Where we stayed: My Story Hotel Ouro. This adorable little hotel was the perfect place for our single – and, sadly, final – night in Lisbon. We took the affordable bus from the airport, which stopped in Praça do Commercio (square), just a few short blocks away. Our room was bright and charming and offered big windows with views over the bright orange rooftops of Lisbon. Even though we didn’t arrive at the hotel until around 4pm, its central location allowed us to easily absorb the best of the city we had come to know and love – a walk to the river through Commercio square and crowds watching the Euro Cup soccer match; lots of ice cream and food options nearby, a friendly and helpful staff and, for the morning of our cross-Atlantic flight – an EXCELLENT full hot and cold breakfast buffet. My Story has several other properties in different areas of Lisbon – I highly recommend these sweet
Another neighborhood to consider: Chiado is also up on a hill like Graça but is definitely more chic with its designer shops and hip eateries. Consider it a higher rent alternative to Graça and definitely worthy of an afternoon wander, at the very least!
When to go: anytime, really, but ideally from May-October, when there is less chance of rain and the temperatures, even in July, are more than bearable and average in the mid-70’s. As the photographs show, we enjoyed blue skies and 70-80 degree days both in mid June and in early July.
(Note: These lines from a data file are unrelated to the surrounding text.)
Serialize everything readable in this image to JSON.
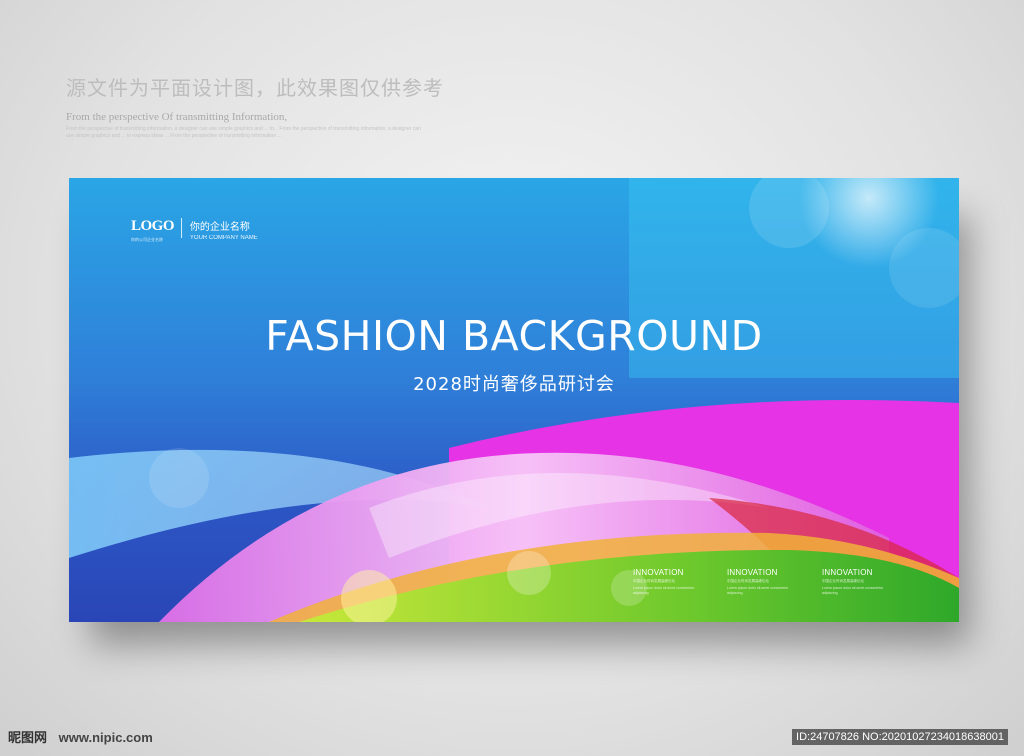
{
  "header": {
    "cn": "源文件为平面设计图，此效果图仅供参考",
    "en": "From the perspective Of transmitting Information,",
    "small_text": "From the perspective of transmitting information, a designer can use simple graphics and ... to... From the perspective of transmitting information, a designer can use simple graphics and ... to express ideas ... From the perspective of transmitting information ..."
  },
  "banner": {
    "logo": {
      "mark": "LOGO",
      "mark_sub": "你的公司企业名称",
      "name": "你的企业名称",
      "en": "YOUR COMPANY NAME"
    },
    "title": "FASHION BACKGROUND",
    "subtitle": "2028时尚奢侈品研讨会",
    "innovations": [
      {
        "title": "INNOVATION",
        "line1": "中国企业时尚发展高峰论坛",
        "line2": "Lorem ipsum dolor sit amet consectetur adipiscing"
      },
      {
        "title": "INNOVATION",
        "line1": "中国企业时尚发展高峰论坛",
        "line2": "Lorem ipsum dolor sit amet consectetur adipiscing"
      },
      {
        "title": "INNOVATION",
        "line1": "中国企业时尚发展高峰论坛",
        "line2": "Lorem ipsum dolor sit amet consectetur adipiscing"
      }
    ]
  },
  "watermark": {
    "logo": "昵图网",
    "url": "www.nipic.com",
    "id": "ID:24707826 NO:20201027234018638001"
  }
}
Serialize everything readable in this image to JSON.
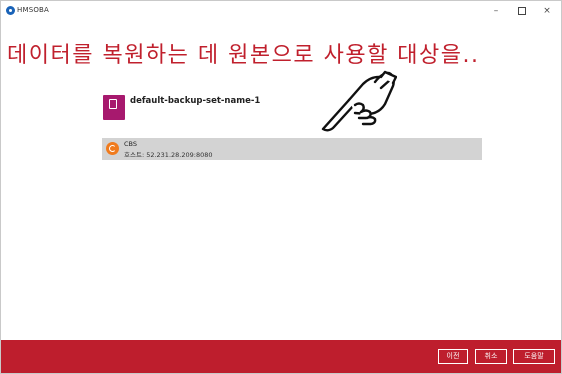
{
  "window": {
    "title": "HMSOBA",
    "min_glyph": "–",
    "close_glyph": "×",
    "app_icon": "app-logo-icon"
  },
  "heading": "데이터를 복원하는 데 원본으로 사용할 대상을..",
  "backup_set": {
    "name": "default-backup-set-name-1",
    "icon": "backup-file-icon",
    "icon_color": "#a7196e"
  },
  "destination": {
    "name": "CBS",
    "host": "호스트: 52.231.28.209:8080",
    "icon": "cbs-icon",
    "icon_color": "#f07b1e"
  },
  "footer": {
    "prev_label": "이전",
    "cancel_label": "취소",
    "help_label": "도움말",
    "background": "#be1e2d"
  },
  "colors": {
    "accent": "#c0202d",
    "row_selected": "#d3d3d3"
  }
}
Where to learn Portuguese? Although we do offer Brazilian Portuguese at Speak!, the lack of qualified European Portuguese teachers in Charlottesville has made it challenging to teach the Lisbon-bound. I did about 18 Pimsleur audio lessons and was able to get by fairly well. If you’re able to study in Lisbon or if you’d like to try Skype lessons, check out Portuguese Connection.